By your baptism you are not in your sin- though a sinner you are- because, by your baptism, you are in Christ.
Probably not– NO.
That’s the distinction between Jesus’ baptism and your own baptism.
In his baptism, Jesus enters into our sin and unrighteousness.
In your baptism, you enter into Christ.
In Christ, you’re crucified with him, Paul says.
Your sin and your old self- it’s left behind, Paul says.
Buried with him in his death.
And by his resurrection your rap sheet is now as empty as his tomb.
And instead of your rap sheet, you’ve been handed his righteousness.
His perfect record.
His perfect righteousness has become your permanent record.
There is no place on that record for our “Probably nots.” Because if you have been baptized into this baptism, then you are in Christ. And if you are in Christ, then there is now no condemnation.
No matter who it is who is in Christ, there is for them no condemnation.
No matter what you’ve done it cannot dilute what God has done.
And it cannot dilute what God has done to you by drowning you into him.
The answer to Kim’s question about her sins being pardoned- it requires another question: ‘Have you been baptized?’
Because if so, whether as a baby or a born-again, your sins have already been pardoned. Because by your baptism you are in Jesus Christ, who is himself the pardon of God. At his baptism, a hole in heaven declared him to be loved. And by your baptism into the holes of his hands and his side, heaven is opened to you- you, though you belong to a brood of vipers, are beloved.
One of my friends, a member of my church, spends half his year in Florida. He coaches cross-country at Marjory Stoneman Douglas High School in Parkland, Florida.
He was on a group text thread with his runners as they fled.
He messaged me that night to give me the names of his kids who were still in surgery and asked me to add them to the prayer list.
“Pray for Maddie. She has a collapsed lung. She was shot in the arm and the leg and the back. Her ribs are shattered.
I’m not in denial or shock. I’m not depressed. I’m just angry. I’m just really, really angry, and I’m angry at the thought that Nikolas Cruz could be forgiven for what he did.
If this is blasphemy so be it:
Right now, GRACE OFFENDS ME.”
Don’t let the sprinkling fool you.
What we do with water is not sentimental.

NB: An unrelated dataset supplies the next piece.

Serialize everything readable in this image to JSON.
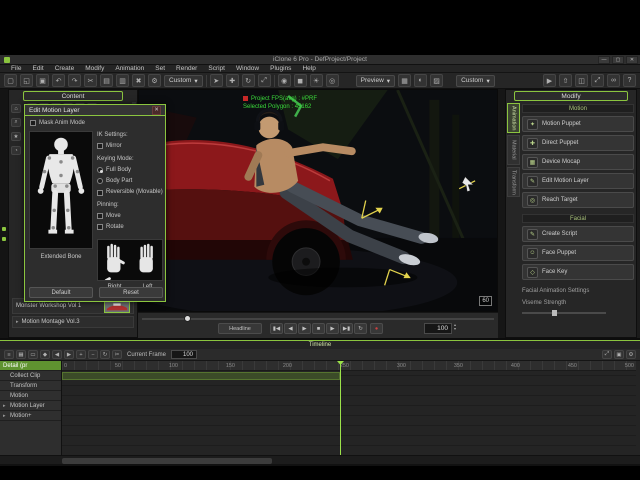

Our reconciliation by grace through our baptism into Christ’s death and resurrection- it can’t be reconciled with any of our notions of right. What we mean by what we do with water- it’s not sentimental nonsense (though it may be nonsense). A message that makes sense, message that squares with the headlines, would be:

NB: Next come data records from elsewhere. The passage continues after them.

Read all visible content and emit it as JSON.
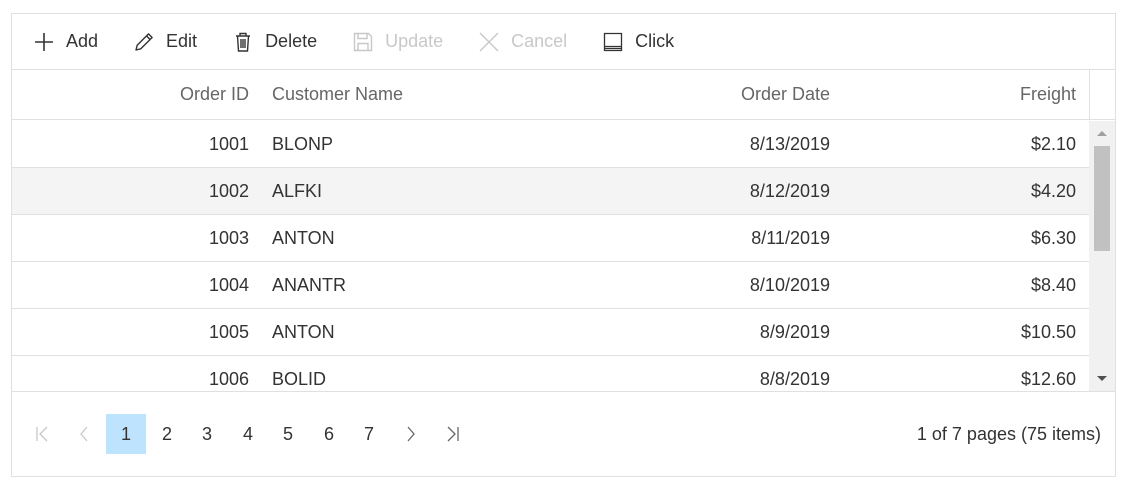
{
  "toolbar": {
    "add": "Add",
    "edit": "Edit",
    "delete": "Delete",
    "update": "Update",
    "cancel": "Cancel",
    "click": "Click"
  },
  "columns": {
    "order_id": "Order ID",
    "customer_name": "Customer Name",
    "order_date": "Order Date",
    "freight": "Freight"
  },
  "rows": [
    {
      "order_id": "1001",
      "customer_name": "BLONP",
      "order_date": "8/13/2019",
      "freight": "$2.10"
    },
    {
      "order_id": "1002",
      "customer_name": "ALFKI",
      "order_date": "8/12/2019",
      "freight": "$4.20"
    },
    {
      "order_id": "1003",
      "customer_name": "ANTON",
      "order_date": "8/11/2019",
      "freight": "$6.30"
    },
    {
      "order_id": "1004",
      "customer_name": "ANANTR",
      "order_date": "8/10/2019",
      "freight": "$8.40"
    },
    {
      "order_id": "1005",
      "customer_name": "ANTON",
      "order_date": "8/9/2019",
      "freight": "$10.50"
    },
    {
      "order_id": "1006",
      "customer_name": "BOLID",
      "order_date": "8/8/2019",
      "freight": "$12.60"
    }
  ],
  "pager": {
    "pages": [
      "1",
      "2",
      "3",
      "4",
      "5",
      "6",
      "7"
    ],
    "current": "1",
    "info": "1 of 7 pages (75 items)"
  },
  "colors": {
    "accent_active_page": "#bee3ff",
    "alt_row": "#f4f4f4",
    "border": "#e0e0e0",
    "disabled_text": "#c8c8c8"
  },
  "icons": {
    "add": "plus-icon",
    "edit": "pencil-icon",
    "delete": "trash-icon",
    "update": "save-icon",
    "cancel": "close-icon",
    "click": "window-icon"
  }
}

Your sins are forgiven if…
Your sins are forgiven provided that…
Your sins are forgiven as long as…
You repent. You make amends. You pay back what you’ve taken.
But the promise of the Gospel that comes attached to water and wine and bread is that because you have been baptized in to Christ’s death and resurrection; therefore, your sins are forgiven.
The grammar of grace is Because/Therefore not If/Then.
It makes no sense, but if you add anything to the forgiveness of sins, a single qualifier or condition, you’ve smashed the Gospel to smithereens.
Because the grace of God in Jesus Christ-
It isn’t expensive. It is even cheap. It’s free.
And grace begins exactly where we we think it should end.
Can his sins be pardoned?
Has he been baptized?
You can object. It is offensive. It is outrage-ous. After this week it sticks in my mouth too. I’m right there with you. If God’s grace for sinners offends you, if his pardon seems awful instead of amazing, I’m right there with you. It’s just, we should notice where we are in our indignation:
We’re standing outside the party our Father’s decided to throw for our rotten, wretch of a brother.
It’s offensive, I know. And not to take the edge off of it, but I wonder if maybe the offense is also the antidote.
In a different interview, Kim Hyon-hui reflects on how overwhelmed she felt by the gratuitous (her word) pardon she received from the people of South Korea:
“As a spy in North Korea, I was brainwashed. I was a robot. The only thing that might have been powerful enough to prevent me from committing my trespass would have been to know the possibility of such a pardon.”
Maybe the possibility of a pardon so gratuitous it offends- maybe that’s the only antidote powerful enough to stop us in our trespasses.